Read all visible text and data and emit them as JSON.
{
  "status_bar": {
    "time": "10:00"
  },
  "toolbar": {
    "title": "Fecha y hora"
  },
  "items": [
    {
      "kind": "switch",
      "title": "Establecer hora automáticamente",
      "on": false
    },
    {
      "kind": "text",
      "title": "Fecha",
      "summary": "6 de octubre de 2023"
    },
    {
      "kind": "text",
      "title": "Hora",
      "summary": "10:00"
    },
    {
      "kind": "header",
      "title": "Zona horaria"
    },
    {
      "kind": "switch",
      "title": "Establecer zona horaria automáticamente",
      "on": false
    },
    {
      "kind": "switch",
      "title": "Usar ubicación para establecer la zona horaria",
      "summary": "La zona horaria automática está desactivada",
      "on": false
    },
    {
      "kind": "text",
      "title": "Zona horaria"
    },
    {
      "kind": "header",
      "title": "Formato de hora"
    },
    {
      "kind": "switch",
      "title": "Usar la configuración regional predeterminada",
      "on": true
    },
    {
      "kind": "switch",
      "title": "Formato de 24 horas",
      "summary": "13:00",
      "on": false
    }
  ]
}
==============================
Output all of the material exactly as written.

__EXERCISE OUTPUT__.
Read all visible text and data and emit them as JSON.
{
  "status_bar": {
    "time": "10:00"
  },
  "toolbar": {
    "title": "Fecha y hora"
  },
  "items": [
    {
      "kind": "switch",
      "title": "Establecer hora automáticamente",
      "on": false
    },
    {
      "kind": "text",
      "title": "Fecha",
      "summary": "6 de octubre de 2023"
    },
    {
      "kind": "text",
      "title": "Hora",
      "summary": "10:00"
    },
    {
      "kind": "header",
      "title": "Zona horaria"
    },
    {
      "kind": "switch",
      "title": "Establecer zona horaria automáticamente",
      "on": false
    },
    {
      "kind": "switch",
      "title": "Usar ubicación para establecer la zona horaria",
      "summary": "La zona horaria automática está desactivada",
      "on": false
    },
    {
      "kind": "text",
      "title": "Zona horaria"
    },
    {
      "kind": "header",
      "title": "Formato de hora"
    },
    {
      "kind": "switch",
      "title": "Usar la configuración regional predeterminada",
      "on": true
    },
    {
      "kind": "switch",
      "title": "Formato de 24 horas",
      "summary": "13:00",
      "on": false
    }
  ]
}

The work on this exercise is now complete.